[Web page and app entries]

----

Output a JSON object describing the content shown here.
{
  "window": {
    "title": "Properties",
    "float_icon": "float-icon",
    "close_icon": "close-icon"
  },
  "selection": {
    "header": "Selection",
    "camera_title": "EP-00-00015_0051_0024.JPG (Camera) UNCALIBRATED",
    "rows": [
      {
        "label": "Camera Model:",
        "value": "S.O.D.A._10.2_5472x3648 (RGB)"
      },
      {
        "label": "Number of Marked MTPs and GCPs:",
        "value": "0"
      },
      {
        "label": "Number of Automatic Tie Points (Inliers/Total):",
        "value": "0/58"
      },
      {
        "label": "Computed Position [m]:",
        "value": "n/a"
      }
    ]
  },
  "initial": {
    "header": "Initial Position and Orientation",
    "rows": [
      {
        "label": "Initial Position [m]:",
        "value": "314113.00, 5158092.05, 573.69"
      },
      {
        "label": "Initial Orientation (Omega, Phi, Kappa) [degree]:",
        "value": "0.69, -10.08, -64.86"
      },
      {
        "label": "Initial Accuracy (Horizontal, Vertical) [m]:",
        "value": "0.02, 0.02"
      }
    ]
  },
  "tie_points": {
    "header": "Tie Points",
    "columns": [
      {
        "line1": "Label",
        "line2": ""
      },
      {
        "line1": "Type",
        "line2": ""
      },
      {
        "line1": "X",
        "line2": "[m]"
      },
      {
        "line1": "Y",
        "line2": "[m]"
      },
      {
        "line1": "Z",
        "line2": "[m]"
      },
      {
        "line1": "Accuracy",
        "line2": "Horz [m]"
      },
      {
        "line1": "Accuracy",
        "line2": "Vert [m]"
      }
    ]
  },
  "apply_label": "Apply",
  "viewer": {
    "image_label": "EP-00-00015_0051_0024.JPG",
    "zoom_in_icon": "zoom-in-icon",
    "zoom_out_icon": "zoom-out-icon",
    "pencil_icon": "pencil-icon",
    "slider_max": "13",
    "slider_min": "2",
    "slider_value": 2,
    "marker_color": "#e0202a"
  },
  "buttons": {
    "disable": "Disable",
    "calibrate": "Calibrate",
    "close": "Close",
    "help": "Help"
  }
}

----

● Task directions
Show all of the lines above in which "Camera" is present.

● Answer below
    "camera_title": "EP-00-00015_0051_0024.JPG (Camera) UNCALIBRATED",
        "label": "Camera Model:",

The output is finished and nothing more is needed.